  2. I may be talented and have read a lot of books, but STILL, I am not equal to the task of fatherhood and I never will be. After a right view of God, brokenness is where I find myself.  Humility is the soil in which all the other graces grow. Grace is the means. Faith is the exercise. Prayer is the access to His working. That is how I have come to the conclusion that, when it comes to fatherhood, the greatest work I will ever do will be on my knees.
  3. Now my kids are teaching me more than I am teaching them. We have had a lot of discussions in our home about how we live the Christian life. There have been a number of things that I once believed and taught my children that have been challenged over time.  Theology and principles have remained the same, but many of my rigid applications were found wanting. This discovery was really uncomfortable.  When they ask honest questions what are you going to do? Be honest. Go to the Word.  I have changed a lot over the past ten years—in good ways! I thank my children and many of the young people I serve for that. God has used them to teach me.
  4. Grandkids are more joy and multiplied weight. We go through the processes all over again but in a different role. We speak and attest to the goodness, greatness, and faithfulness of God. Future generations are coming. It’s not over.

This Father’s Day may we joy in the fullness of the Father as he is expressed in His Son.

Around the Web (June 10-15)

Westminster Book Store | “Dispatches From the Front”

Through the end of today WTS Books has the entire “Dispatches From the Front” DVD set for only $30. That is 60% off. These videos are incredibly well done and will move your heart to worship Christ.

Nathan Finn | My Hope for Unity in the SBC

The SBC is meeting in New Orleans for the annual meeting. Here is one Southern Baptist’s hope for his denomination in the midst of disunity. I think his points should resonate with us all and give us all something to pray towards.

Justin Buzzard | 20 Ideas for Dating Your Wife

Justin has a new book coming out called Date Your Wife. In this post he gives 20 practical ways us men can continue to date your wife well into marriage.

Dave Crabb | The Idolatry of Serving Jesus

Here are some good words and reflections from Dave Crabb, a pastor in Lapeer, MI.

I would love to connect with you!
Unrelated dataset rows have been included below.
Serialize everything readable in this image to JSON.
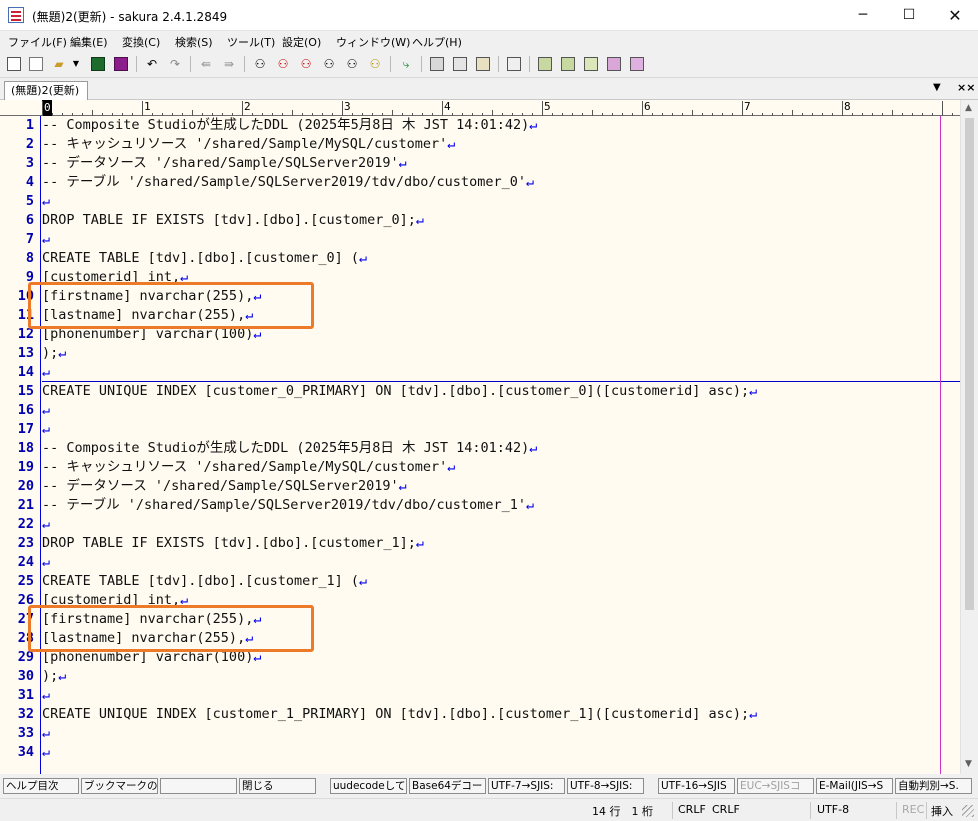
{
  "window": {
    "title": "(無題)2(更新) - sakura 2.4.1.2849",
    "minimize": "─",
    "maximize": "☐",
    "close": "✕"
  },
  "menu": [
    "ファイル(F)",
    "編集(E)",
    "変換(C)",
    "検索(S)",
    "ツール(T)",
    "設定(O)",
    "ウィンドウ(W)",
    "ヘルプ(H)"
  ],
  "toolbar_icons": [
    "new-window-icon",
    "new-file-icon",
    "open-file-icon",
    "dropdown-arrow-icon",
    "save-icon",
    "save-all-icon",
    "undo-icon",
    "redo-icon",
    "jump-back-icon",
    "jump-forward-icon",
    "search-icon",
    "search-previous-icon",
    "search-next-icon",
    "replace-icon",
    "search-marker-icon",
    "grep-icon",
    "outline-icon",
    "print-icon",
    "print-preview-icon",
    "print-setup-icon",
    "font-icon",
    "common-settings-icon",
    "type-settings-icon",
    "window-cascade-icon",
    "window-tile-icon",
    "window-split-icon",
    "window-close-icon"
  ],
  "tab": {
    "label": "(無題)2(更新)",
    "dropdown": "▼",
    "close": "××"
  },
  "ruler": {
    "marks": [
      "0",
      "1",
      "2",
      "3",
      "4",
      "5",
      "6",
      "7",
      "8"
    ]
  },
  "editor": {
    "eol_mark": "↵",
    "cursor_line": 14,
    "lines": [
      "-- Composite Studioが生成したDDL (2025年5月8日 木 JST 14:01:42)",
      "-- キャッシュリソース '/shared/Sample/MySQL/customer'",
      "-- データソース '/shared/Sample/SQLServer2019'",
      "-- テーブル '/shared/Sample/SQLServer2019/tdv/dbo/customer_0'",
      "",
      "DROP TABLE IF EXISTS [tdv].[dbo].[customer_0];",
      "",
      "CREATE TABLE [tdv].[dbo].[customer_0] (",
      "[customerid] int,",
      "[firstname] nvarchar(255),",
      "[lastname] nvarchar(255),",
      "[phonenumber] varchar(100)",
      ");",
      "",
      "CREATE UNIQUE INDEX [customer_0_PRIMARY] ON [tdv].[dbo].[customer_0]([customerid] asc);",
      "",
      "",
      "-- Composite Studioが生成したDDL (2025年5月8日 木 JST 14:01:42)",
      "-- キャッシュリソース '/shared/Sample/MySQL/customer'",
      "-- データソース '/shared/Sample/SQLServer2019'",
      "-- テーブル '/shared/Sample/SQLServer2019/tdv/dbo/customer_1'",
      "",
      "DROP TABLE IF EXISTS [tdv].[dbo].[customer_1];",
      "",
      "CREATE TABLE [tdv].[dbo].[customer_1] (",
      "[customerid] int,",
      "[firstname] nvarchar(255),",
      "[lastname] nvarchar(255),",
      "[phonenumber] varchar(100)",
      ");",
      "",
      "CREATE UNIQUE INDEX [customer_1_PRIMARY] ON [tdv].[dbo].[customer_1]([customerid] asc);",
      "",
      ""
    ]
  },
  "highlights": [
    {
      "first_line": 10,
      "last_line": 11
    },
    {
      "first_line": 27,
      "last_line": 28
    }
  ],
  "function_keys": [
    {
      "label": "ヘルプ目次",
      "enabled": true
    },
    {
      "label": "ブックマークの",
      "enabled": true
    },
    {
      "label": "",
      "enabled": true
    },
    {
      "label": "閉じる",
      "enabled": true
    },
    {
      "label": "uudecodeして(",
      "enabled": true
    },
    {
      "label": "Base64デコー",
      "enabled": true
    },
    {
      "label": "UTF-7→SJIS:",
      "enabled": true
    },
    {
      "label": "UTF-8→SJIS:",
      "enabled": true
    },
    {
      "label": "UTF-16→SJIS",
      "enabled": true
    },
    {
      "label": "EUC→SJISコ",
      "enabled": false
    },
    {
      "label": "E-Mail(JIS→S",
      "enabled": true
    },
    {
      "label": "自動判別→S.",
      "enabled": true
    }
  ],
  "status": {
    "position": "14 行　1 桁",
    "eol_type": "CRLF",
    "eol_type2": "CRLF",
    "encoding": "UTF-8",
    "rec": "REC",
    "mode": "挿入"
  },
  "colors": {
    "editor_bg": "#fffbf0",
    "line_number": "#0000b0",
    "eol_mark": "#0000ee",
    "highlight_box": "#ec7a28",
    "wrap_line": "#cc33cc"
  }
}
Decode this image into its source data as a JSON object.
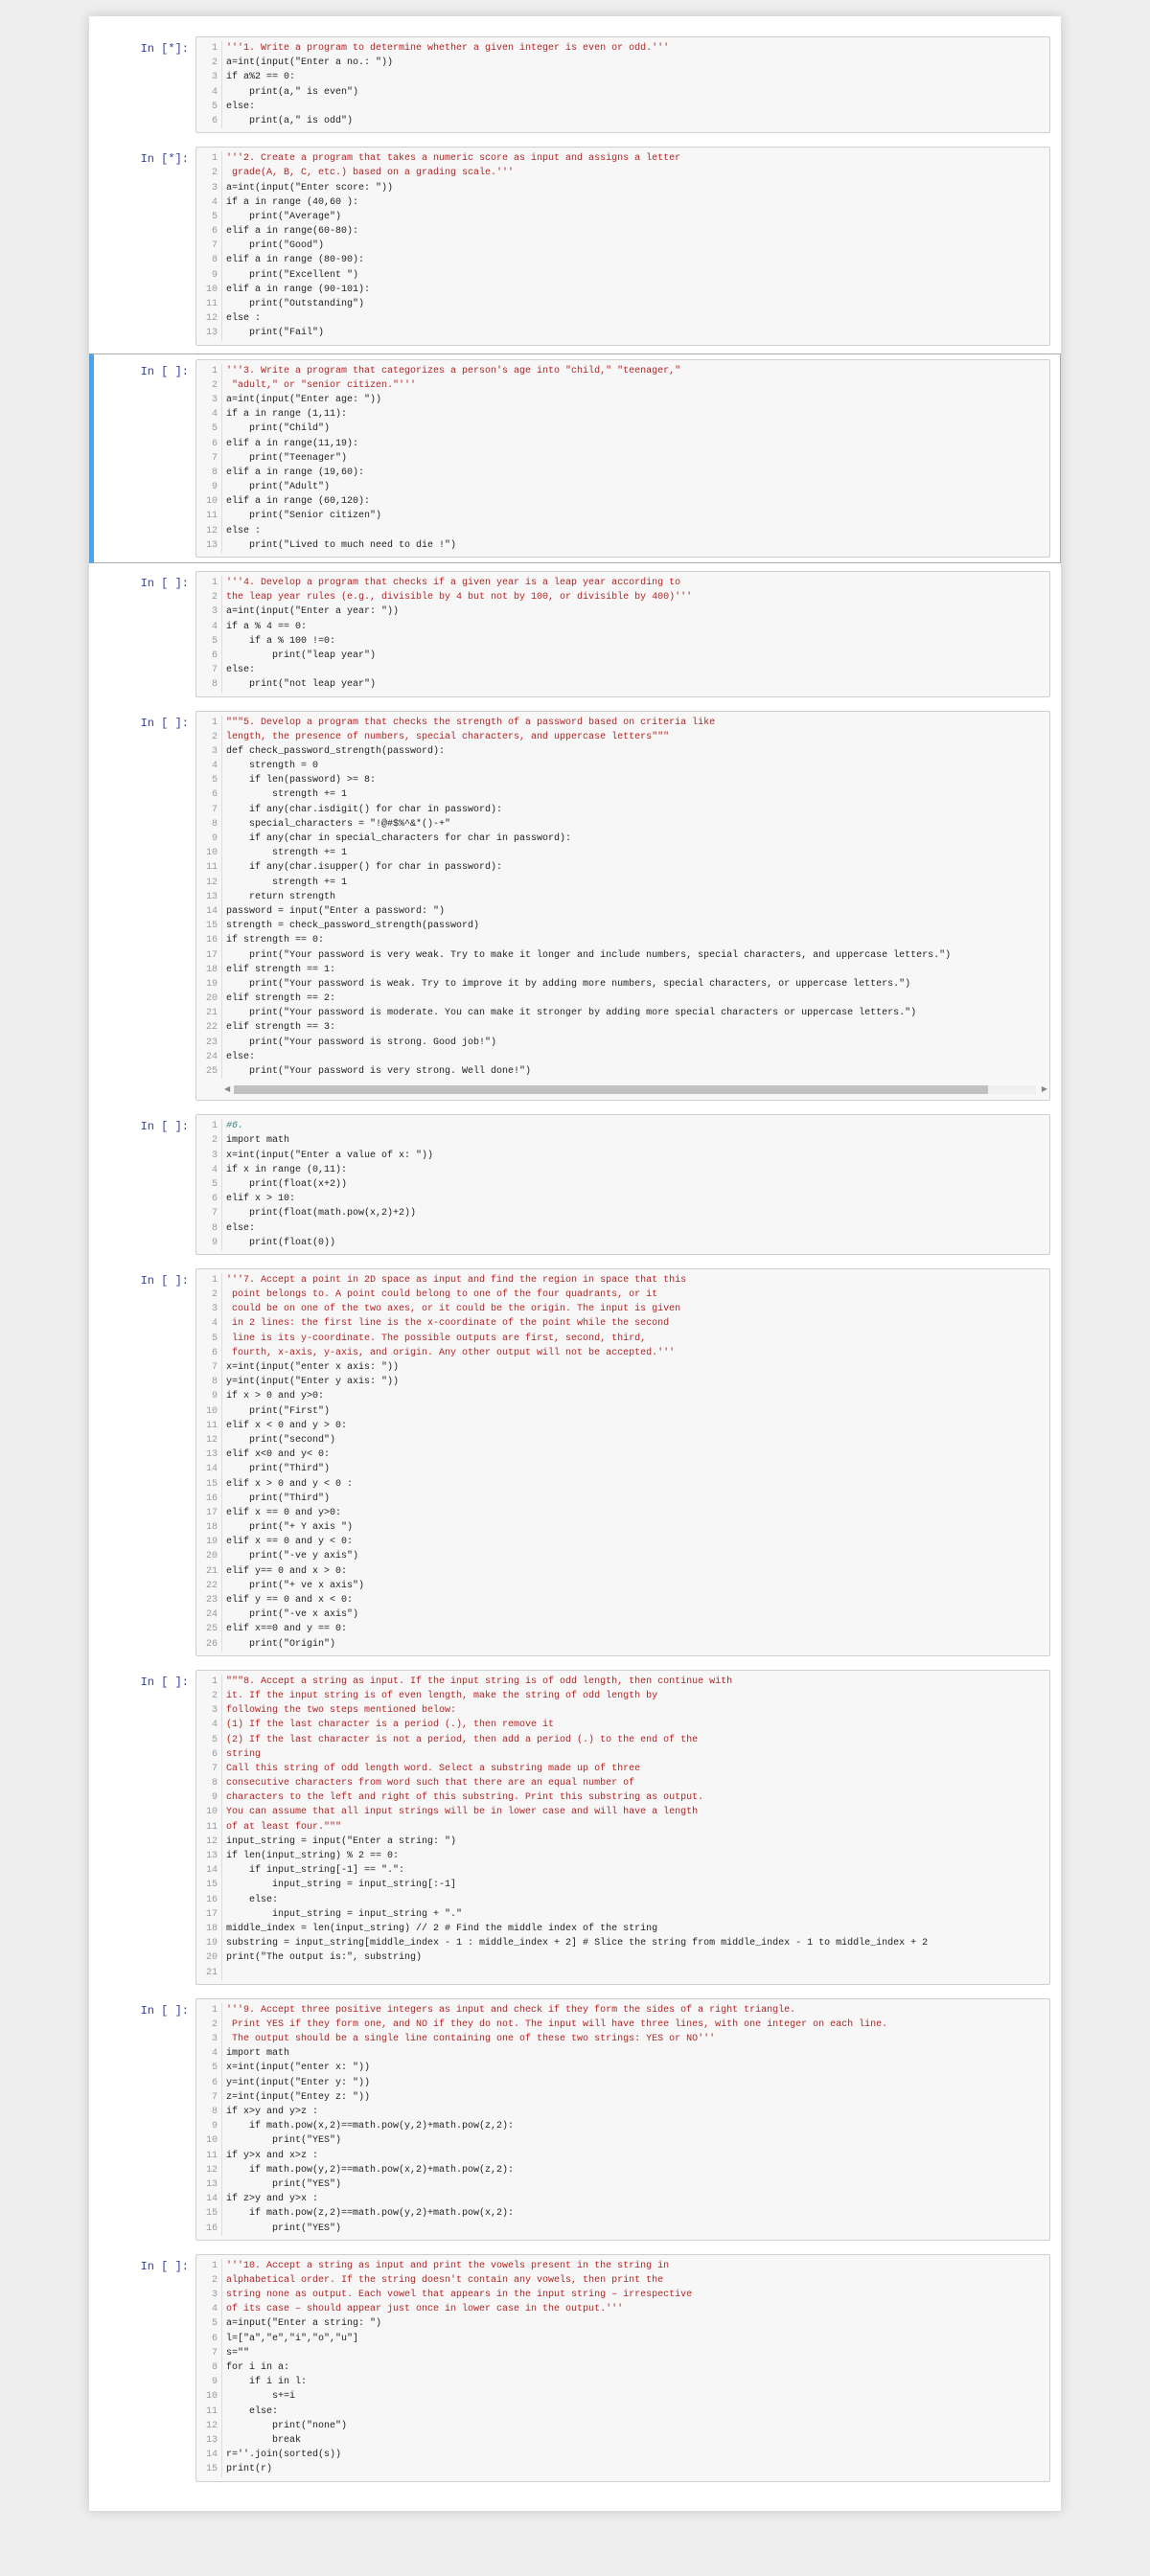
{
  "notebook": {
    "cells": [
      {
        "prompt": "In [*]:",
        "selected": false,
        "lines": [
          "'''1. Write a program to determine whether a given integer is even or odd.'''",
          "a=int(input(\"Enter a no.: \"))",
          "if a%2 == 0:",
          "    print(a,\" is even\")",
          "else:",
          "    print(a,\" is odd\")"
        ]
      },
      {
        "prompt": "In [*]:",
        "selected": false,
        "lines": [
          "'''2. Create a program that takes a numeric score as input and assigns a letter",
          " grade(A, B, C, etc.) based on a grading scale.'''",
          "a=int(input(\"Enter score: \"))",
          "if a in range (40,60 ):",
          "    print(\"Average\")",
          "elif a in range(60-80):",
          "    print(\"Good\")",
          "elif a in range (80-90):",
          "    print(\"Excellent \")",
          "elif a in range (90-101):",
          "    print(\"Outstanding\")",
          "else :",
          "    print(\"Fail\")"
        ]
      },
      {
        "prompt": "In [ ]:",
        "selected": true,
        "lines": [
          "'''3. Write a program that categorizes a person's age into \"child,\" \"teenager,\"",
          " \"adult,\" or \"senior citizen.\"'''",
          "a=int(input(\"Enter age: \"))",
          "if a in range (1,11):",
          "    print(\"Child\")",
          "elif a in range(11,19):",
          "    print(\"Teenager\")",
          "elif a in range (19,60):",
          "    print(\"Adult\")",
          "elif a in range (60,120):",
          "    print(\"Senior citizen\")",
          "else :",
          "    print(\"Lived to much need to die !\")"
        ]
      },
      {
        "prompt": "In [ ]:",
        "selected": false,
        "lines": [
          "'''4. Develop a program that checks if a given year is a leap year according to",
          "the leap year rules (e.g., divisible by 4 but not by 100, or divisible by 400)'''",
          "a=int(input(\"Enter a year: \"))",
          "if a % 4 == 0:",
          "    if a % 100 !=0:",
          "        print(\"leap year\")",
          "else:",
          "    print(\"not leap year\")"
        ]
      },
      {
        "prompt": "In [ ]:",
        "selected": false,
        "scrollbar": true,
        "lines": [
          "\"\"\"5. Develop a program that checks the strength of a password based on criteria like",
          "length, the presence of numbers, special characters, and uppercase letters\"\"\"",
          "def check_password_strength(password):",
          "    strength = 0",
          "    if len(password) >= 8:",
          "        strength += 1",
          "    if any(char.isdigit() for char in password):",
          "    special_characters = \"!@#$%^&*()-+\"",
          "    if any(char in special_characters for char in password):",
          "        strength += 1",
          "    if any(char.isupper() for char in password):",
          "        strength += 1",
          "    return strength",
          "password = input(\"Enter a password: \")",
          "strength = check_password_strength(password)",
          "if strength == 0:",
          "    print(\"Your password is very weak. Try to make it longer and include numbers, special characters, and uppercase letters.\")",
          "elif strength == 1:",
          "    print(\"Your password is weak. Try to improve it by adding more numbers, special characters, or uppercase letters.\")",
          "elif strength == 2:",
          "    print(\"Your password is moderate. You can make it stronger by adding more special characters or uppercase letters.\")",
          "elif strength == 3:",
          "    print(\"Your password is strong. Good job!\")",
          "else:",
          "    print(\"Your password is very strong. Well done!\")"
        ]
      },
      {
        "prompt": "In [ ]:",
        "selected": false,
        "lines": [
          "#6.",
          "import math",
          "x=int(input(\"Enter a value of x: \"))",
          "if x in range (0,11):",
          "    print(float(x+2))",
          "elif x > 10:",
          "    print(float(math.pow(x,2)+2))",
          "else:",
          "    print(float(0))"
        ]
      },
      {
        "prompt": "In [ ]:",
        "selected": false,
        "lines": [
          "'''7. Accept a point in 2D space as input and find the region in space that this",
          " point belongs to. A point could belong to one of the four quadrants, or it",
          " could be on one of the two axes, or it could be the origin. The input is given",
          " in 2 lines: the first line is the x-coordinate of the point while the second",
          " line is its y-coordinate. The possible outputs are first, second, third,",
          " fourth, x-axis, y-axis, and origin. Any other output will not be accepted.'''",
          "x=int(input(\"enter x axis: \"))",
          "y=int(input(\"Enter y axis: \"))",
          "if x > 0 and y>0:",
          "    print(\"First\")",
          "elif x < 0 and y > 0:",
          "    print(\"second\")",
          "elif x<0 and y< 0:",
          "    print(\"Third\")",
          "elif x > 0 and y < 0 :",
          "    print(\"Third\")",
          "elif x == 0 and y>0:",
          "    print(\"+ Y axis \")",
          "elif x == 0 and y < 0:",
          "    print(\"-ve y axis\")",
          "elif y== 0 and x > 0:",
          "    print(\"+ ve x axis\")",
          "elif y == 0 and x < 0:",
          "    print(\"-ve x axis\")",
          "elif x==0 and y == 0:",
          "    print(\"Origin\")"
        ]
      },
      {
        "prompt": "In [ ]:",
        "selected": false,
        "lines": [
          "\"\"\"8. Accept a string as input. If the input string is of odd length, then continue with",
          "it. If the input string is of even length, make the string of odd length by",
          "following the two steps mentioned below:",
          "(1) If the last character is a period (.), then remove it",
          "(2) If the last character is not a period, then add a period (.) to the end of the",
          "string",
          "Call this string of odd length word. Select a substring made up of three",
          "consecutive characters from word such that there are an equal number of",
          "characters to the left and right of this substring. Print this substring as output.",
          "You can assume that all input strings will be in lower case and will have a length",
          "of at least four.\"\"\"",
          "input_string = input(\"Enter a string: \")",
          "if len(input_string) % 2 == 0:",
          "    if input_string[-1] == \".\":",
          "        input_string = input_string[:-1]",
          "    else:",
          "        input_string = input_string + \".\"",
          "middle_index = len(input_string) // 2 # Find the middle index of the string",
          "substring = input_string[middle_index - 1 : middle_index + 2] # Slice the string from middle_index - 1 to middle_index + 2",
          "print(\"The output is:\", substring)",
          ""
        ]
      },
      {
        "prompt": "In [ ]:",
        "selected": false,
        "lines": [
          "'''9. Accept three positive integers as input and check if they form the sides of a right triangle.",
          " Print YES if they form one, and NO if they do not. The input will have three lines, with one integer on each line.",
          " The output should be a single line containing one of these two strings: YES or NO'''",
          "import math",
          "x=int(input(\"enter x: \"))",
          "y=int(input(\"Enter y: \"))",
          "z=int(input(\"Entey z: \"))",
          "if x>y and y>z :",
          "    if math.pow(x,2)==math.pow(y,2)+math.pow(z,2):",
          "        print(\"YES\")",
          "if y>x and x>z :",
          "    if math.pow(y,2)==math.pow(x,2)+math.pow(z,2):",
          "        print(\"YES\")",
          "if z>y and y>x :",
          "    if math.pow(z,2)==math.pow(y,2)+math.pow(x,2):",
          "        print(\"YES\")"
        ]
      },
      {
        "prompt": "In [ ]:",
        "selected": false,
        "lines": [
          "'''10. Accept a string as input and print the vowels present in the string in",
          "alphabetical order. If the string doesn't contain any vowels, then print the",
          "string none as output. Each vowel that appears in the input string – irrespective",
          "of its case – should appear just once in lower case in the output.'''",
          "a=input(\"Enter a string: \")",
          "l=[\"a\",\"e\",\"i\",\"o\",\"u\"]",
          "s=\"\"",
          "for i in a:",
          "    if i in l:",
          "        s+=i",
          "    else:",
          "        print(\"none\")",
          "        break",
          "r=''.join(sorted(s))",
          "print(r)"
        ]
      }
    ]
  },
  "colors": {
    "selected_cell_bar": "#42A5F5",
    "prompt": "#303F9F"
  }
}
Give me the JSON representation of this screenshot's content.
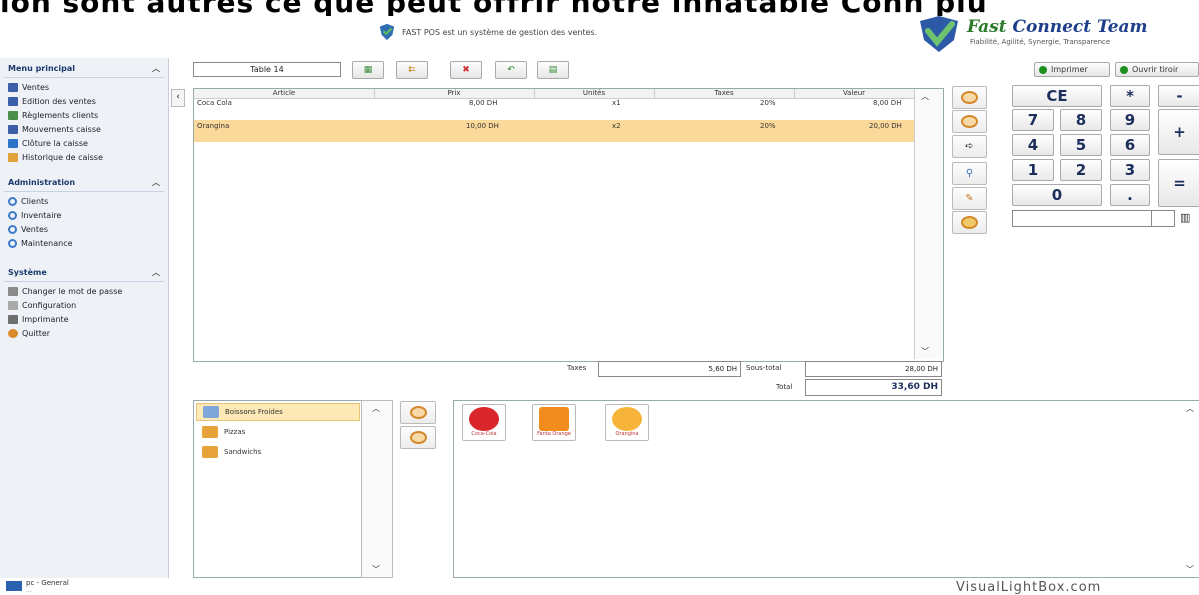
{
  "top_caption": "ion sont autres ce que peut offrir notre innatable Conn plu",
  "header": {
    "message": "FAST POS est un système de gestion des ventes.",
    "brand_name_fast": "Fast",
    "brand_name_rest": "Connect Team",
    "brand_tagline": "Fiabilité, Agilité, Synergie, Transparence"
  },
  "sidebar": {
    "sections": [
      {
        "title": "Menu principal",
        "items": [
          {
            "label": "Ventes",
            "icon": "sales-icon"
          },
          {
            "label": "Edition des ventes",
            "icon": "edit-sales-icon"
          },
          {
            "label": "Règlements clients",
            "icon": "payments-icon"
          },
          {
            "label": "Mouvements caisse",
            "icon": "cash-movements-icon"
          },
          {
            "label": "Clôture la caisse",
            "icon": "close-register-icon"
          },
          {
            "label": "Historique de caisse",
            "icon": "history-icon"
          }
        ]
      },
      {
        "title": "Administration",
        "items": [
          {
            "label": "Clients",
            "icon": "clients-icon"
          },
          {
            "label": "Inventaire",
            "icon": "inventory-icon"
          },
          {
            "label": "Ventes",
            "icon": "sales-admin-icon"
          },
          {
            "label": "Maintenance",
            "icon": "maintenance-icon"
          }
        ]
      },
      {
        "title": "Système",
        "items": [
          {
            "label": "Changer le mot de passe",
            "icon": "key-icon"
          },
          {
            "label": "Configuration",
            "icon": "config-icon"
          },
          {
            "label": "Imprimante",
            "icon": "printer-icon"
          },
          {
            "label": "Quitter",
            "icon": "quit-icon"
          }
        ]
      }
    ]
  },
  "toolbar": {
    "table_value": "Table 14",
    "print_label": "Imprimer",
    "drawer_label": "Ouvrir tiroir"
  },
  "ticket": {
    "columns": [
      "Article",
      "Prix",
      "Unités",
      "Taxes",
      "Valeur"
    ],
    "rows": [
      {
        "article": "Coca Cola",
        "prix": "8,00 DH",
        "unites": "x1",
        "taxes": "20%",
        "valeur": "8,00 DH",
        "selected": false
      },
      {
        "article": "Orangina",
        "prix": "10,00 DH",
        "unites": "x2",
        "taxes": "20%",
        "valeur": "20,00 DH",
        "selected": true
      }
    ]
  },
  "totals": {
    "taxes_label": "Taxes",
    "taxes_value": "5,60 DH",
    "subtotal_label": "Sous-total",
    "subtotal_value": "28,00 DH",
    "total_label": "Total",
    "total_value": "33,60 DH"
  },
  "keypad": {
    "keys": [
      "CE",
      "*",
      "-",
      "7",
      "8",
      "9",
      "+",
      "4",
      "5",
      "6",
      "1",
      "2",
      "3",
      "=",
      "0",
      "."
    ]
  },
  "categories": [
    {
      "label": "Boissons Froides",
      "selected": true
    },
    {
      "label": "Pizzas",
      "selected": false
    },
    {
      "label": "Sandwichs",
      "selected": false
    }
  ],
  "products": [
    {
      "label": "Coca-Cola",
      "color": "#d8262b"
    },
    {
      "label": "Fanta Orange",
      "color": "#f28c1e"
    },
    {
      "label": "Orangina",
      "color": "#f6b53a"
    }
  ],
  "status": {
    "user": "pc - General",
    "detail": "..."
  },
  "watermark": "VisualLightBox.com"
}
If you have any questions or would like to connect please use the contact page.